The Billionaire Founder Of Nikola Motors Explains Why His $3.3B Company Needs Small Business Rescue Cash

Last Friday, when a $349 billion emergency loan program authorized by Congress to avoid wasting America’s small businesses from the coronavirus ran dry, mom-and-pop businesses across the country threw their arms up within the air: Though they were quickly running out of money, their requests for loans weren’t met.

Instead, a stream of economic disclosures made by over 100 companies showed that over $500 million in cash visited publicly-traded corporations, some with valuations within the billions and with many ample dollars in annual revenues. within the aftermath, came a public backlash.

Senator Marco Rubio and Treasury Secretary Steven Mnuchin warned of “severe consequences” for recipients taking loans in violation of the rescue program’s certifications about being a little business. Large restaurant chains like Shake Shack, Ruth’s Chris, and Kura Sushi quickly returned their small business rescue cash.

But there are some prominent holdouts.

Trevor Milton, the billionaire founding father of hydrogen truck unicorn Nikola Motor Co., isn’t prepared to return his company’s $4.1 million loans, first reported by Forbes. The loan was made by JPMorgan Chase as a part of the Tiny Business Administration’s Paycheck Protection Program, aimed toward helping small businesses survive the pandemic.

“I wish I could see into the long run about how long the virus shutdown will affect us for. Right now, it's been an enormous help to hide the 2 months of payroll with the PPP,” Milton tells Forbes by email.

It’s been a busy 12-months Milton’s company, which has raised many ample dollars in the capital at a multi-billion dollar private valuation. The capital raises made Milton a billionaire supported the worth of his stake within the company. Just before the coronavirus, Nikola Motor Co. struck a merger with a publicly-traded acquisition vehicle called VectoIQ. The deal valued the startup at $3.3 billion and also included a $525 million capital raise from blue-chip investors including Fidelity and hedge fund ValueAct Capital.

The sheer size of Nikola’s private valuation and its gargantuan capital raise made Forbes question its need for funds earmarked to assist small businesses like bars, restaurants, and dry cleaners manage past this economic shutdown.

On Monday, Nikola Motors chief treasurer Kim Brady told Forbes the corporate needed the rescue cash as a bridge to retaining its workers while its giant merger closes.

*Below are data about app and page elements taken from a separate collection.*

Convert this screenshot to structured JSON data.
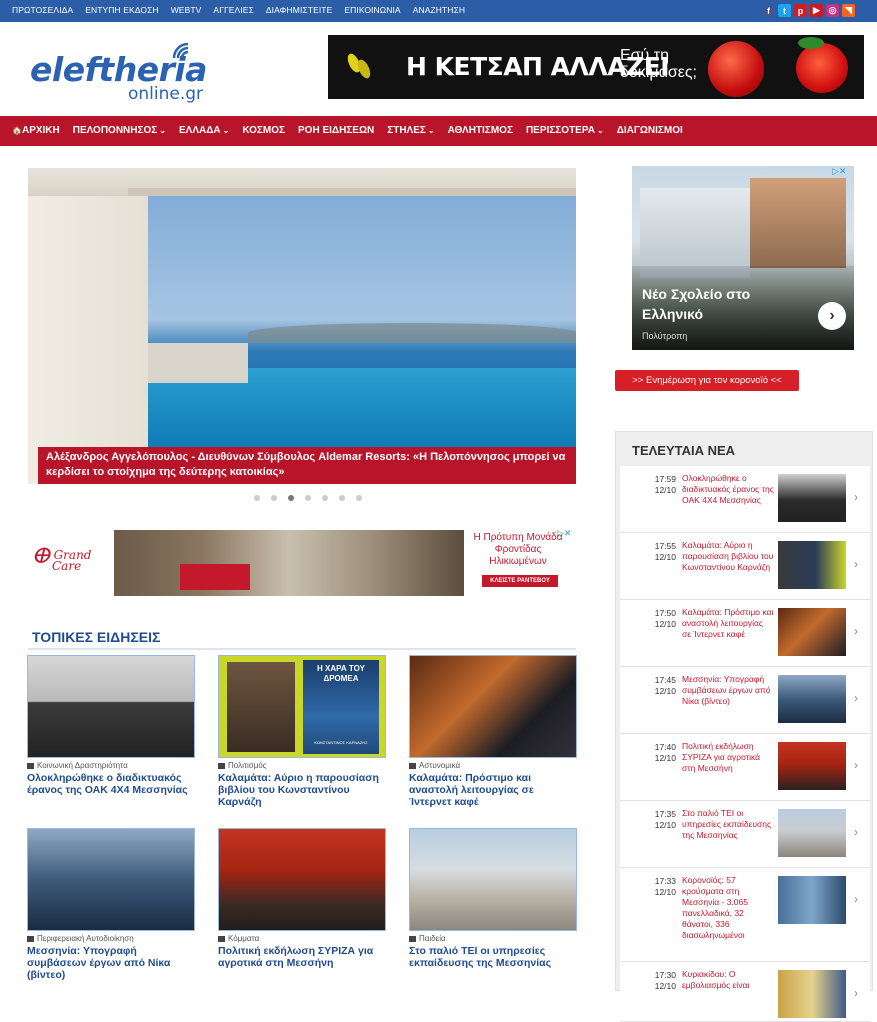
{
  "topnav": [
    "ΠΡΩΤΟΣΕΛΙΔΑ",
    "ΕΝΤΥΠΗ ΕΚΔΟΣΗ",
    "WEBTV",
    "ΑΓΓΕΛΙΕΣ",
    "ΔΙΑΦΗΜΙΣΤΕΙΤΕ",
    "ΕΠΙΚΟΙΝΩΝΙΑ",
    "ΑΝΑΖΗΤΗΣΗ"
  ],
  "social": [
    {
      "icon": "facebook-icon",
      "glyph": "f",
      "color": "#3b5998"
    },
    {
      "icon": "twitter-icon",
      "glyph": "t",
      "color": "#1da1f2"
    },
    {
      "icon": "pinterest-icon",
      "glyph": "p",
      "color": "#cb2027"
    },
    {
      "icon": "youtube-icon",
      "glyph": "▶",
      "color": "#cc181e"
    },
    {
      "icon": "instagram-icon",
      "glyph": "◎",
      "color": "#c13584"
    },
    {
      "icon": "rss-icon",
      "glyph": "◥",
      "color": "#f26522"
    }
  ],
  "logo": {
    "main": "eleftheria",
    "sub": "online.gr"
  },
  "header_ad": {
    "title": "Η ΚΕΤΣΑΠ ΑΛΛΑΖΕΙ",
    "sub1": "Εσύ τη",
    "sub2": "δοκίμασες;"
  },
  "mainnav": [
    {
      "label": "ΑΡΧΙΚΗ",
      "home": true
    },
    {
      "label": "ΠΕΛΟΠΟΝΝΗΣΟΣ",
      "dropdown": true
    },
    {
      "label": "ΕΛΛΑΔΑ",
      "dropdown": true
    },
    {
      "label": "ΚΟΣΜΟΣ"
    },
    {
      "label": "ΡΟΗ ΕΙΔΗΣΕΩΝ"
    },
    {
      "label": "ΣΤΗΛΕΣ",
      "dropdown": true
    },
    {
      "label": "ΑΘΛΗΤΙΣΜΟΣ"
    },
    {
      "label": "ΠΕΡΙΣΣΟΤΕΡΑ",
      "dropdown": true
    },
    {
      "label": "ΔΙΑΓΩΝΙΣΜΟΙ"
    }
  ],
  "hero": {
    "caption": "Αλέξανδρος Αγγελόπουλος - Διευθύνων Σύμβουλος Aldemar Resorts: «Η Πελοπόννησος μπορεί να κερδίσει το στοίχημα της δεύτερης κατοικίας»"
  },
  "slider": {
    "count": 7,
    "active": 3
  },
  "mid_ad": {
    "brand1": "Grand",
    "brand2": "Care",
    "text": "Η Πρότυπη Μονάδα Φροντίδας Ηλικιωμένων",
    "button": "ΚΛΕΙΣΤΕ ΡΑΝΤΕΒΟΥ"
  },
  "section_title": "ΤΟΠΙΚΕΣ ΕΙΔΗΣΕΙΣ",
  "cards": [
    {
      "category": "Κοινωνική Δραστηριότητα",
      "title": "Ολοκληρώθηκε ο διαδικτυακός έρανος της ΟΑΚ 4Χ4 Μεσσηνίας",
      "thumb_bg": "linear-gradient(#d7d7d7,#b9b9b9 45%,#3b3b3b 46%,#222)"
    },
    {
      "category": "Πολιτισμός",
      "title": "Καλαμάτα: Αύριο η παρουσίαση βιβλίου του Κωνσταντίνου Καρνάζη",
      "thumb_bg": "#c9d62a",
      "book_title": "Η ΧΑΡΑ ΤΟΥ ΔΡΟΜΕΑ",
      "book_author": "ΚΩΝΣΤΑΝΤΙΝΟΣ ΚΑΡΝΑΖΗΣ"
    },
    {
      "category": "Αστυνομικά",
      "title": "Καλαμάτα: Πρόστιμο και αναστολή λειτουργίας σε Ίντερνετ καφέ",
      "thumb_bg": "linear-gradient(135deg,#5a2a14,#c26a2c 40%,#1d1d24 70%,#33303a)"
    },
    {
      "category": "Περιφερειακή Αυτοδιοίκηση",
      "title": "Μεσσηνία: Υπογραφή συμβάσεων έργων από Νίκα (βίντεο)",
      "thumb_bg": "linear-gradient(#8fa9c4,#3d5b7a 50%,#1a2c44)"
    },
    {
      "category": "Κόμματα",
      "title": "Πολιτική εκδήλωση ΣΥΡΙΖΑ για αγροτικά στη Μεσσήνη",
      "thumb_bg": "linear-gradient(#c23520,#a72412 40%,#3a2a24 75%,#221d1c)"
    },
    {
      "category": "Παιδεία",
      "title": "Στο παλιό ΤΕΙ οι υπηρεσίες εκπαίδευσης της Μεσσηνίας",
      "thumb_bg": "linear-gradient(#b9cde0,#d7dde2 40%,#b8b0a4 70%,#8c867d)"
    }
  ],
  "side_ad": {
    "title_line1": "Νέο Σχολείο στο",
    "title_line2": "Ελληνικό",
    "source": "Πολύτροπη"
  },
  "covid_button": ">> Ενημέρωση για τον κορονοϊό <<",
  "latest": {
    "heading": "ΤΕΛΕΥΤΑΙΑ ΝΕΑ",
    "items": [
      {
        "time": "17:59",
        "date": "12/10",
        "title": "Ολοκληρώθηκε ο διαδικτυακός έρανος της ΟΑΚ 4Χ4 Μεσσηνίας",
        "img_bg": "linear-gradient(#d0d0d0,#2a2a2a 55%,#222)"
      },
      {
        "time": "17:55",
        "date": "12/10",
        "title": "Καλαμάτα: Αύριο η παρουσίαση βιβλίου του Κωνσταντίνου Καρνάζη",
        "img_bg": "linear-gradient(90deg,#3a3a3a,#2a3c5a 55%,#c9d62a)"
      },
      {
        "time": "17:50",
        "date": "12/10",
        "title": "Καλαμάτα: Πρόστιμο και αναστολή λειτουργίας σε Ίντερνετ καφέ",
        "img_bg": "linear-gradient(135deg,#5a2a14,#c26a2c 45%,#1d1d24)"
      },
      {
        "time": "17:45",
        "date": "12/10",
        "title": "Μεσσηνία: Υπογραφή συμβάσεων έργων από Νίκα (βίντεο)",
        "img_bg": "linear-gradient(#8fa9c4,#3d5b7a 50%,#1a2c44)"
      },
      {
        "time": "17:40",
        "date": "12/10",
        "title": "Πολιτική εκδήλωση ΣΥΡΙΖΑ για αγροτικά στη Μεσσήνη",
        "img_bg": "linear-gradient(#c23520,#a72412 45%,#2a2220)"
      },
      {
        "time": "17:35",
        "date": "12/10",
        "title": "Στο παλιό ΤΕΙ οι υπηρεσίες εκπαίδευσης της Μεσσηνίας",
        "img_bg": "linear-gradient(#b9cde0,#c9cdd0 45%,#8c867d)"
      },
      {
        "time": "17:33",
        "date": "12/10",
        "title": "Κορονοϊός: 57 κρούσματα στη Μεσσηνία - 3.065 πανελλαδικά, 32 θάνατοι, 336 διασωληνωμένοι",
        "img_bg": "linear-gradient(90deg,#4a6e98,#7fa6c8 50%,#2a4a6e)"
      },
      {
        "time": "17:30",
        "date": "12/10",
        "title": "Κυριακίδου: Ο εμβολιασμός είναι",
        "img_bg": "linear-gradient(90deg,#c9a24a,#e6d28c 50%,#3c5a8a)"
      }
    ]
  }
}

“There's a difference between a high valuation and having cash,” Brady said during an interview. “We are a pre-revenue company with plenty of expenses… Our burn rate is high.”

Brady also made clear that Nikola Motors believes it's the sort of company that the government’s rescue funds are speculated to help.

Despite its high valuation, Nikola features a small staff of about 300 workers, many of them skilled and highly paid engineers, but it doesn’t yet generate substantial revenue. Since PPP funds are going to be wont to retain staff, Brady said the lifeline follows the spirit of the Act. “We're preserving high paying jobs,” he claimed.

In a CNBC interview on Friday afternoon, Milton reiterated the purpose. However, he indicates to Forbes he’s undecided about whether the corporate will eventually repay the loan, or return the cash.

“There are many variables that will affect our decision thereon,” says Milton in an email exchange. “I'd like to understand how long the state and government finish off will persist. How long until we can internationally travel open up our factory in Ulm Germany that we just started retrofitting for the battery-electric Nikola Tre. How long state to state borders are going to be closed, when can we start work on our USA facilities, what percentage people we help keep employed, and the way many we hire with the PPP funds.”

That Nikola Motors needs PPP cash underscores just how costly Milton’s hydrogen truck vision is. Nikola is hoping to create hydrogen trucks for long-haul routes which will be economically competitive with electric trucks being unveiled by companies like Tesla. it'll also make electric-powered trucks for shorter routes, Forbes’ Alan Ohnsman reported during a September feature.

He wrote: “From a Phoenix headquarters which will also build prototype semis, Milton has raised quite $500 million from such investors as European heavy-duty vehicle maker CNH Industrial, manufacturing and tech giant Bosch, hedge fund ValueAct, South Korea’s solar powerhouse Hanwha, Norwegian energy company Nel Hydrogen and Worthington Industries, a metals manufacturer. He needs a minimum of $1 billion to create a factory in Coolidge, Arizona, but the primary trucks on the road and open ten fueling stations in California and Arizona.”

That month, Nikola raised $250 million, including $100 million in cash and $150 in services, adding to the $265 million the corporate had already raised. In November, the Wall Street Journal reported Milton paid $32 million for a 2,000-acre ranch in Utah. And in March, Milton struck his biggest deal yet for Nikola, inking a merger that produces his company poised to hit public stock markets with over half a billion dollars within the bank.

Despite the grandeur of his dreams, Milton now says coronavirus has put Nikola in tenuous condition.

“Keeping my employees paid so that they will pay their mortgages is priority much loved,” he says.